"I just want to thank Mr.Granger for the best series nobody here ever heard of," says a reader on Amazon.
For too long a time that "nobody" seemed to include Hollywood, though a couple of options were taken out and allowed to lapse. When I found out that Brosnan was in Serbia actually filming There Are No Spies (in which Devereaux comes out of retirement to hunt a Soviet mole), I got in touch with Granger's agent, the Aaron Priest Literary Agency, to find out more, and this inquiry led to a couple of recent e-mails from Brosnan's producer, Beau St. Clair.
"In 2005, after Matador, (a hit man movie we produced) Pierce and I decided to revisit the espionage genre, looking for something that was dark, smart and edgy," St. Clair wrote. "Granger's writing, and the character of Devereaux, became the reason to jump back in after Bond. Our screenwriters did an amazing adaptation, but the book was our foundation and I think it is important to tell that part of our story. Right now, we are just starting post production, but the movie is feeling really good."
I asked for more specifics. What led them to Granger?
"The books were mentioned to me by an old time producer I had been working with called Dino Conte," St. Clair explained. "He felt they would be great for Pierce. The books are not that well known, but Nikki Finke wrote a story and said they were one of the 10 great unmade espionage series ever written. So some people in Hollywood know, I guess.
"I read all the November Man books and hired a researcher to break down all the books into synopsis, characters, themes, etc.—an exhausting year or more. Then I brought on a great feature writer named Mike Finch, who brought on Karl Gajdusek. Both these guys are huge now, but at that point—2007, 2008—just brilliant but not big. Both Yale grads and extremely smart. It took another 9 months to beat out a story. I picked There Are No Spies because organically it works on 2 levels. Devereaux goes back into the spy world, older and having already done the gig, same as Pierce.
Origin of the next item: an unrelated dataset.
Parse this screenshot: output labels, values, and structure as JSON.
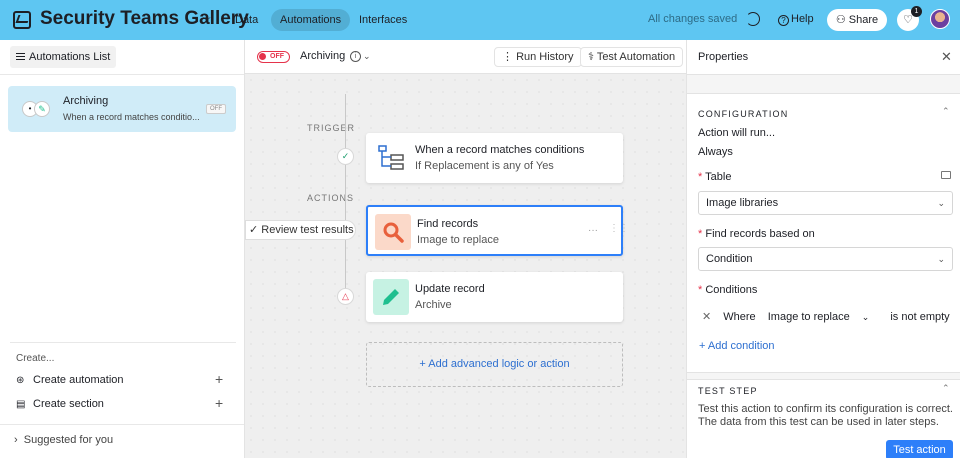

The other add-on was making the piece into a two-hander with Mason which gives the story its spine."
Mason, I read here, is a "former pupil" Devereaux is pitted against "in a race to find a woman hiding from her past . . . who holds the key to an international conspiracy." Mason gives the movie a spine Granger didn't give the book; and for that matter, the movie gives Devereaux a first name (Peter), something Granger saw no need for. If the film works, these will be trifling details.